## Problem description
Write out all the data again, exactly.

*** Material for the task Section Begins ***

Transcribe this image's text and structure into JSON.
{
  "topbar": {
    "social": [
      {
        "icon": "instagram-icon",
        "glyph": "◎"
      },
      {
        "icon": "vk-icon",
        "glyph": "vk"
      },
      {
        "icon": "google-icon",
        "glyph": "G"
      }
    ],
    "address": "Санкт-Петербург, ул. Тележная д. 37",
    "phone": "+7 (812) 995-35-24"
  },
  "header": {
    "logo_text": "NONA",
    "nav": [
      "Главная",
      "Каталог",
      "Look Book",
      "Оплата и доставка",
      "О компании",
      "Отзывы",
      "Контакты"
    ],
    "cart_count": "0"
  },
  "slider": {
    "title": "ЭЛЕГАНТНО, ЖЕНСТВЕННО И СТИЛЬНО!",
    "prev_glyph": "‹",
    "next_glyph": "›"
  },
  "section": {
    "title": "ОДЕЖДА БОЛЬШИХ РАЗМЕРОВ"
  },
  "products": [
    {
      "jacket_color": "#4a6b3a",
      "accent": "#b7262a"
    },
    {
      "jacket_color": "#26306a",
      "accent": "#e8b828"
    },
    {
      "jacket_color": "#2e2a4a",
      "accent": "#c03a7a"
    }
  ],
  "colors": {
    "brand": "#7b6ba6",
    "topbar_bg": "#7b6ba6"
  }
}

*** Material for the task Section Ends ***

## Exercise answer
Transcribe this image's text and structure into JSON.
{
  "topbar": {
    "social": [
      {
        "icon": "instagram-icon",
        "glyph": "◎"
      },
      {
        "icon": "vk-icon",
        "glyph": "vk"
      },
      {
        "icon": "google-icon",
        "glyph": "G"
      }
    ],
    "address": "Санкт-Петербург, ул. Тележная д. 37",
    "phone": "+7 (812) 995-35-24"
  },
  "header": {
    "logo_text": "NONA",
    "nav": [
      "Главная",
      "Каталог",
      "Look Book",
      "Оплата и доставка",
      "О компании",
      "Отзывы",
      "Контакты"
    ],
    "cart_count": "0"
  },
  "slider": {
    "title": "ЭЛЕГАНТНО, ЖЕНСТВЕННО И СТИЛЬНО!",
    "prev_glyph": "‹",
    "next_glyph": "›"
  },
  "section": {
    "title": "ОДЕЖДА БОЛЬШИХ РАЗМЕРОВ"
  },
  "products": [
    {
      "jacket_color": "#4a6b3a",
      "accent": "#b7262a"
    },
    {
      "jacket_color": "#26306a",
      "accent": "#e8b828"
    },
    {
      "jacket_color": "#2e2a4a",
      "accent": "#c03a7a"
    }
  ],
  "colors": {
    "brand": "#7b6ba6",
    "topbar_bg": "#7b6ba6"
  }
}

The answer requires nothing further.